__Exercise details__:
All lines from the one with "Output a JSON" to the end of the entries below must be written out exactly. Leave out any other line.

__Supplied information__:

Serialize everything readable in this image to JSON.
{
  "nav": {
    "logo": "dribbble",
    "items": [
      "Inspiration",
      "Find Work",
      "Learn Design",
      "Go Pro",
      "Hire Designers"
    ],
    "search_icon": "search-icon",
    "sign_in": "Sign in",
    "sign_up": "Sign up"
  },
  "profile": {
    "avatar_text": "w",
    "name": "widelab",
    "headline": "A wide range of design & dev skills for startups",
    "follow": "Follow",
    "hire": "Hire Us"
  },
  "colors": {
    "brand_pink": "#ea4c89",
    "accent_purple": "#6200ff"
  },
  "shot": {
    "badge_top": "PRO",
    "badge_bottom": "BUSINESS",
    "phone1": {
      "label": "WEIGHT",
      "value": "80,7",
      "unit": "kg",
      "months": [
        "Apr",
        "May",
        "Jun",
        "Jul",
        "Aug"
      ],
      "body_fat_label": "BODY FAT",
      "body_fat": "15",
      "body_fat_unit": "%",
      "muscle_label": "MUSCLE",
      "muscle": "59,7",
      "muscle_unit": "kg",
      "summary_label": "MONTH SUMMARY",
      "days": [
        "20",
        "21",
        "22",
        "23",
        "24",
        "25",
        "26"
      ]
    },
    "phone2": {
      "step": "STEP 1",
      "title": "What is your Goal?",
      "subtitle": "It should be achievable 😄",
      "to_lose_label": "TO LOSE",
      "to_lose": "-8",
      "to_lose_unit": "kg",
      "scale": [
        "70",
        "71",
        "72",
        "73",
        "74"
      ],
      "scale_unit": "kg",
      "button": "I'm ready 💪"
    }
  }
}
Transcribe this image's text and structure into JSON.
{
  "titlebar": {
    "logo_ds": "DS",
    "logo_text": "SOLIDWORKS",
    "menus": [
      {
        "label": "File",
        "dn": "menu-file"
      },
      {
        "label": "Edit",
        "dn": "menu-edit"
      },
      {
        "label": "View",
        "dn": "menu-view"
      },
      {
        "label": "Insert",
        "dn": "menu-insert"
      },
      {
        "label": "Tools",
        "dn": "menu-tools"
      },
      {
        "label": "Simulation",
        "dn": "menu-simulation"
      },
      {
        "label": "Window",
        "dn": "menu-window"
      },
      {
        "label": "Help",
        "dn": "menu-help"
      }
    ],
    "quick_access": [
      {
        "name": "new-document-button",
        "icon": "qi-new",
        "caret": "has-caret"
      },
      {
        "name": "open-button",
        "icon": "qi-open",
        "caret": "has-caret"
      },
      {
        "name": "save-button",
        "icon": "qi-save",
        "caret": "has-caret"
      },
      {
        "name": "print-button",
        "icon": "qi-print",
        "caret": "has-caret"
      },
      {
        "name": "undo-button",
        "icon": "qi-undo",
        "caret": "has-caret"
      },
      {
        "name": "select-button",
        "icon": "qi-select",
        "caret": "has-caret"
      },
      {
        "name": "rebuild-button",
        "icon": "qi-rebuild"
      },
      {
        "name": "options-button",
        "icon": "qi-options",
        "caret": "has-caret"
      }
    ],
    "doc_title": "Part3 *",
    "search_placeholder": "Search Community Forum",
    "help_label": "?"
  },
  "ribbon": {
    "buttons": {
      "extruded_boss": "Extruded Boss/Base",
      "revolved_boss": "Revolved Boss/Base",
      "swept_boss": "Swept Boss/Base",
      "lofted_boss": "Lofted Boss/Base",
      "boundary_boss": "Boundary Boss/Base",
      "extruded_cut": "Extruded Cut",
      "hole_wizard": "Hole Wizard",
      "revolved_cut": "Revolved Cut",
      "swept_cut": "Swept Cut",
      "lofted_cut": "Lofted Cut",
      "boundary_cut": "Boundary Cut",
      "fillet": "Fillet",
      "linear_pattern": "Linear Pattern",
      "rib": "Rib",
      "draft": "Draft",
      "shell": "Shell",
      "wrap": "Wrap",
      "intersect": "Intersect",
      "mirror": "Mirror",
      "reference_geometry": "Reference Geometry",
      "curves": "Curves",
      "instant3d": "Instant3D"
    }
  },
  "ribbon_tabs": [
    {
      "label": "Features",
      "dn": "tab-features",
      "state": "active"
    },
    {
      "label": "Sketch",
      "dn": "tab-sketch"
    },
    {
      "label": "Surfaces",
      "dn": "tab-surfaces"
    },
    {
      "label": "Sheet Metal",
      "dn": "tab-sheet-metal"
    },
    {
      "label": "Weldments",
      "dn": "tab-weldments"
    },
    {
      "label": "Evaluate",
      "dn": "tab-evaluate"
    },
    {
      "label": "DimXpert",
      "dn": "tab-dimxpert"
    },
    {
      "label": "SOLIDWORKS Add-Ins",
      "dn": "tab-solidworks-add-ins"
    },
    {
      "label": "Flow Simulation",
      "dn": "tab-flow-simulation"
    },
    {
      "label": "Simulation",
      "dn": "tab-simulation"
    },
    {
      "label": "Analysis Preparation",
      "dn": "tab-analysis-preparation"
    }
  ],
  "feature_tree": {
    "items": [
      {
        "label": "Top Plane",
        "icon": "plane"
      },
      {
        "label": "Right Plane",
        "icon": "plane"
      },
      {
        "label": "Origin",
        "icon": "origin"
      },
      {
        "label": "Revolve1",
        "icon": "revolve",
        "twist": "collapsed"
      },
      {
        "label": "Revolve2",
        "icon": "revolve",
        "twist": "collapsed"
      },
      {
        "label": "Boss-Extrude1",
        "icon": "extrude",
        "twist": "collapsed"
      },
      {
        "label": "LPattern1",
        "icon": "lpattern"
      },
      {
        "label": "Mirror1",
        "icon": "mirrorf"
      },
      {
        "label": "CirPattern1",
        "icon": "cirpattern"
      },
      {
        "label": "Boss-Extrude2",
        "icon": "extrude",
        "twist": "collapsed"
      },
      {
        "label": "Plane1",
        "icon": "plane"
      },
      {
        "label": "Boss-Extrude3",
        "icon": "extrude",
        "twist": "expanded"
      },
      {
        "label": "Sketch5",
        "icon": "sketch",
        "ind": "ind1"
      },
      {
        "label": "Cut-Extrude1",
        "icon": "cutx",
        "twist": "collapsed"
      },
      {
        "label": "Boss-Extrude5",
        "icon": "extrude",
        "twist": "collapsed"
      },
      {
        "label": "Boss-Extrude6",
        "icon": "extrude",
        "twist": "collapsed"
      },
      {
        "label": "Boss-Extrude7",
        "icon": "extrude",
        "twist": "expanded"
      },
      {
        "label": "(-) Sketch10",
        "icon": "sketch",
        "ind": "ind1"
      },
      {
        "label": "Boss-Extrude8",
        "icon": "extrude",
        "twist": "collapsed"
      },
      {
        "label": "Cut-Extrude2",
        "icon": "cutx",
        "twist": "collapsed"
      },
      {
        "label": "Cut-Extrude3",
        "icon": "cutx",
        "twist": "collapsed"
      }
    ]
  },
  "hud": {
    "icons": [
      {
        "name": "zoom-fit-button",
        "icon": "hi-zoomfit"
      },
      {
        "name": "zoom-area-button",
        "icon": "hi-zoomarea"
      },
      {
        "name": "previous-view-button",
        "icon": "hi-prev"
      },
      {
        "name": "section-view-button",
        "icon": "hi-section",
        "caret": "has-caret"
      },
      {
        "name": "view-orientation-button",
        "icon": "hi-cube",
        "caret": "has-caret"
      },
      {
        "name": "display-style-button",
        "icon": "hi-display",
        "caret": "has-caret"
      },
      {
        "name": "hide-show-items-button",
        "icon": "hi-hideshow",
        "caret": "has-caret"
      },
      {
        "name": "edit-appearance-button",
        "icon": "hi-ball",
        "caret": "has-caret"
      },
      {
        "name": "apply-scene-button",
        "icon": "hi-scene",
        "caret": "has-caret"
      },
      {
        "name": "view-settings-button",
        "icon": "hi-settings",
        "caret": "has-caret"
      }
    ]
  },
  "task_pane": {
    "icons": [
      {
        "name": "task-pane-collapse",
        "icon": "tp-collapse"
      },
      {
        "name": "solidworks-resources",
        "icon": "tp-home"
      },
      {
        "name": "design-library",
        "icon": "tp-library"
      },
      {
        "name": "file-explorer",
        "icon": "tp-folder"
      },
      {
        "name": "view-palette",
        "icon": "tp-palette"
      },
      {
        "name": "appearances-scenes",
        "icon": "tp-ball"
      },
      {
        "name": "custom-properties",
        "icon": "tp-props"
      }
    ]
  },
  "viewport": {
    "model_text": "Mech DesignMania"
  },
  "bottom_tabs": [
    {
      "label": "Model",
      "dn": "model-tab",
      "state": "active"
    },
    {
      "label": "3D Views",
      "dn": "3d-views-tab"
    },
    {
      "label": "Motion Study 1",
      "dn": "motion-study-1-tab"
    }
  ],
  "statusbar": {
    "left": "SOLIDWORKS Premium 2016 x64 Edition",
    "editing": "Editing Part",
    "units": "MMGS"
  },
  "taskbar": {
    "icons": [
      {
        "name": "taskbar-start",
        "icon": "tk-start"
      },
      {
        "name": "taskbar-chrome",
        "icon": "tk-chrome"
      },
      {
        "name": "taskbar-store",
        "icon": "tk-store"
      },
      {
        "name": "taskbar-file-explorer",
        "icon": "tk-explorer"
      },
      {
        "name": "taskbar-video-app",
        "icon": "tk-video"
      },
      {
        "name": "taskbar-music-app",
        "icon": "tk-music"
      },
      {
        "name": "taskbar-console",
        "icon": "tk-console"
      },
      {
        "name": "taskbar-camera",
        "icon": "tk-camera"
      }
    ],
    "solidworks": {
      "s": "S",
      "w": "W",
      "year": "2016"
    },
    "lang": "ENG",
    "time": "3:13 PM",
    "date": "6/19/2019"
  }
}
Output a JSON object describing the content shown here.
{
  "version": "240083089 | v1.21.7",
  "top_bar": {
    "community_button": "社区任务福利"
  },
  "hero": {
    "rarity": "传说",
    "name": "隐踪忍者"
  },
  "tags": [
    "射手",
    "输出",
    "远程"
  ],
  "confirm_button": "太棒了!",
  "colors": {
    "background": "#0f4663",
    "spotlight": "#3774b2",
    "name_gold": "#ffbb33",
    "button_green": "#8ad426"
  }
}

__Solution for this exercise__:
Output a JSON object describing the content shown here.
{
  "version": "240083089 | v1.21.7",
  "top_bar": {
    "community_button": "社区任务福利"
  },
  "hero": {
    "rarity": "传说",
    "name": "隐踪忍者"
  },
  "tags": [
    "射手",
    "输出",
    "远程"
  ],
  "confirm_button": "太棒了!",
  "colors": {
    "background": "#0f4663",
    "spotlight": "#3774b2",
    "name_gold": "#ffbb33",
    "button_green": "#8ad426"
  }
}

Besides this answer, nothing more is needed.